$\displaystyle {\bf E}$ $\displaystyle = {\bf E}_0\, \exp\left[\,{\rm i}\,({\bf k}\cdot{\bf r}-\omega \,t)\right],$ (769)
$\displaystyle {\bf B}$ $\displaystyle ={\bf B}_0 \,\exp\left[\,{\rm i}\,({\bf k}\cdot{\bf r}-\omega \,t)\right],$ (770)

where $ {\bf E}_0$ and $ {\bf B}_0$ are constant vectors,

$\displaystyle \frac{\omega^{\,2}}{k^{\,2}} = \frac{c^{\,2}}{\epsilon},$ (771)


$\displaystyle {\bf B}_0 = \frac{{\bf k}\times{\bf E}_0}{\omega}.$ (772)

The phase velocity of the wave is given by

$\displaystyle v = \frac{\omega}{k} = \frac{c}{n},$ (773)


$\displaystyle n = \sqrt{\epsilon}$ (774)

is the medium's refractive index. Thus, in a conventional dielectric medium (i.e., $ \epsilon$ real and greater than unity), an electromagnetic wave propagates with a phase velocity that is slower than the velocity of light in vacuum.

In some dielectric media, the dielectric constant, $ \epsilon$ , is complex. According to Equation (772), this leads to a complex wavevector, $ {\bf k}$ (assuming that the angular frequency is real). Thus, for a wave propagating in the $ x$ -direction, we obtain

$\displaystyle {\bf E} = {\bf E}_0\,\exp(\,{\rm i}\,[{\rm Re}(k)\, x -\omega \,t]) \exp[-{\rm Im}(k) \,x].$ (775)

In other words, a complex dielectric constant leads to the attenuation (or amplification) of the wave, as it propagates through the medium.
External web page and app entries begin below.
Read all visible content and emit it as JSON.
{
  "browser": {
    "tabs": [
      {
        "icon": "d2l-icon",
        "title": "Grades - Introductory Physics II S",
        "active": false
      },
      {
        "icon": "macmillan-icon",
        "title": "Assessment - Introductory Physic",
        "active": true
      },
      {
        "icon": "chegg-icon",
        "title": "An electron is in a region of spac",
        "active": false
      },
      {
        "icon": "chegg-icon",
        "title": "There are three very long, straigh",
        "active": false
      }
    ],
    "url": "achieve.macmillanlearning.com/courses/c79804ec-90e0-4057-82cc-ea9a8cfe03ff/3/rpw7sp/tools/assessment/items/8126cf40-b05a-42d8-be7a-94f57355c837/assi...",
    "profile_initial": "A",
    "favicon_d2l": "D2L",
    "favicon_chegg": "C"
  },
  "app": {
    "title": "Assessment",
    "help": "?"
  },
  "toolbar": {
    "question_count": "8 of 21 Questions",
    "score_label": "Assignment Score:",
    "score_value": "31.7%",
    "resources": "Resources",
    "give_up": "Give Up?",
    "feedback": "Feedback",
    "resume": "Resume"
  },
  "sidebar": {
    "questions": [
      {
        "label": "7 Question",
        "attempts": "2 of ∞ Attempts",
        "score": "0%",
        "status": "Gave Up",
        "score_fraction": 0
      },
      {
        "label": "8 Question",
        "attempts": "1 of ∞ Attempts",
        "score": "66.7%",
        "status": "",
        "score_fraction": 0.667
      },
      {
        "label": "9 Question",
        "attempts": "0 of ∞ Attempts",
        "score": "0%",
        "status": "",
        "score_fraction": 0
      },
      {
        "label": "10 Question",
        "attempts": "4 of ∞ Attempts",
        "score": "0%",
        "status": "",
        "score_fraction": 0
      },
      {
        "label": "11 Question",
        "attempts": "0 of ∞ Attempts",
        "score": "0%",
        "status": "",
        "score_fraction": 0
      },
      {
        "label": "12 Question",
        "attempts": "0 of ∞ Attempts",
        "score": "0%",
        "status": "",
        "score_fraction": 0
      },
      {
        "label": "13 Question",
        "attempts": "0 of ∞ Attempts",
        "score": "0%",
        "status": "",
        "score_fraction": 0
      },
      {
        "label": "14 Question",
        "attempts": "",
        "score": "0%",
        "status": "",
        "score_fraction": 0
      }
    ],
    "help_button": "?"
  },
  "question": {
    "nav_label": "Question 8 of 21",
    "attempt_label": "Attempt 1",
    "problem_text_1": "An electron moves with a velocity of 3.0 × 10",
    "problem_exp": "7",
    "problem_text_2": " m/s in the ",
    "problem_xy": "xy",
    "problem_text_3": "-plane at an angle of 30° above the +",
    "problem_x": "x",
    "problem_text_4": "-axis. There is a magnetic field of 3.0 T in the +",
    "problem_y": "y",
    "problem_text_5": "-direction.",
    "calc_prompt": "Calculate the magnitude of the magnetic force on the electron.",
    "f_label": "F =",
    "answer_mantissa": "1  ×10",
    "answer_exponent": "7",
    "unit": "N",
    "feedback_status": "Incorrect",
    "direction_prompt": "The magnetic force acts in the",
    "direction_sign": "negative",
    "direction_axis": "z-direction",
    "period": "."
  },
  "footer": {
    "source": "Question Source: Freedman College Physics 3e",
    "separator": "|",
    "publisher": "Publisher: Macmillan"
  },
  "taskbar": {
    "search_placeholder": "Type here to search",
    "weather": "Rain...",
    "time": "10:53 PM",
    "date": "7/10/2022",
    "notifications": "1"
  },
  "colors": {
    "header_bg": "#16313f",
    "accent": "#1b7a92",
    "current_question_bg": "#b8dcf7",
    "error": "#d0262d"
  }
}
Up to now, we have tacitly assumed that $ \epsilon$ is the same for waves of all frequencies. In practice, $ \epsilon$ varies (in some cases, strongly) with the wave frequency. Consequently, waves of different frequencies propagate through a dielectric medium at different phase velocities, leading to the dispersion of wave pulses. Moreover, there may exist frequency bands in which the waves are attenuated (i.e., absorbed). All of this makes the problem of determining the behavior of a wave pulse as it propagates through a dielectric medium a far from straightforward task. Of course, the solution to this problem for a wave pulse traveling through a vacuum is fairly trivial: that is, the pulse propagates at the velocity $ c$ without changing shape. What is the equivalent result for the case of a dielectric medium? This is a significant question, because most of our information regarding the universe is obtained from the study of electromagnetic waves emitted by distant objects. All of these waves have to propagate through dispersive media (e.g., the interstellar medium, the ionosphere, the atmosphere) before reaching us. It is, therefore, vitally important that we understand which aspects of these wave signals are predominantly determined by the wave sources, and which are strongly modified by the dispersive media through which the signals have propagated in order to reach us.

next up previous
Next: Form of Dielectric Constant Up: Wave Propagation in Uniform Previous: Wave Propagation in Uniform
Richard Fitzpatrick 2014-06-27